Why didn’t he come?  The note had been clear, declaring his love, begging for a few moments alone with her.  So where was he?

Hearing a voice she half turned, but it wasn’t Giles.  She turned her face back to the lake, no-one should see her tears.  Confused, she listened to the voice behind her.  The words seemed odd.  Turning now she realised that the entire group of people standing on the bridge, her bridge, seemed odd.  Their clothes were like nothing she had seen before and their hair, worn so short, even the women.  She spoke, ordering them to leave her father’s property, but her voice was weak, her words taken by the wind.

They were listening to one man and she fought to concentrate, to listen too.  He was close but she could only make out scraps of what he said … ‘eldest daughter … lover … meeting place … father caught him … duel … so sad … ‘ and she remembered why Giles hadn’t come, would never come, he was dead.

“So she killed herself, jumped off this very bridge and drowned.  They say her final scream was heard all the way up at the house and her father came out in time to see her crossing the cascades from this lake to the other.  They never found a body.  They say she walks. Walks in her white satin ball gown, waiting for Giles.  Never seen her myself.”
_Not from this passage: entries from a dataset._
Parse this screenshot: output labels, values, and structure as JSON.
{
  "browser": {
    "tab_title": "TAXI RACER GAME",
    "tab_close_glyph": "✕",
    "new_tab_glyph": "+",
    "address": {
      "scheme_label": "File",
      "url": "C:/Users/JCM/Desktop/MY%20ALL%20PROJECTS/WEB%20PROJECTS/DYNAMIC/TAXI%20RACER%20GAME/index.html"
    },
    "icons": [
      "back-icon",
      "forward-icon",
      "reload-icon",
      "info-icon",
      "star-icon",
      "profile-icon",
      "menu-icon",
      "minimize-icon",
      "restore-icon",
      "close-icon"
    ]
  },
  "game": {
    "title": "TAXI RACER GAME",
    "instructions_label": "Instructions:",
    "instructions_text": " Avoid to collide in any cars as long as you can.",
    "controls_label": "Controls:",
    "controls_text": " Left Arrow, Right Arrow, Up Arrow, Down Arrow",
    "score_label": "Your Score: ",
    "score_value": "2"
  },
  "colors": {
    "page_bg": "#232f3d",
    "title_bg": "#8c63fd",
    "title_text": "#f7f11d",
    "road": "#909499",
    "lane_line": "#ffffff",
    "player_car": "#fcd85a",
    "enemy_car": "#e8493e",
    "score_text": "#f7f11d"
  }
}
She jumped.  Jumped as she did every day.  Jumped into the icy water.  Crying out in her despair.  Crying out as she crossed the cascades and sank into the cold, cold waters of the deep, dark lake.

Standing with the group, listening to the guide, I thought I heard a splash.  Even though the sun shone warmly across the lake, I felt a  shiver run down my spine.


I had not written a piece of fiction for about 3 months – a different daily prompt gave me the idea – but now – I feel successful 🙂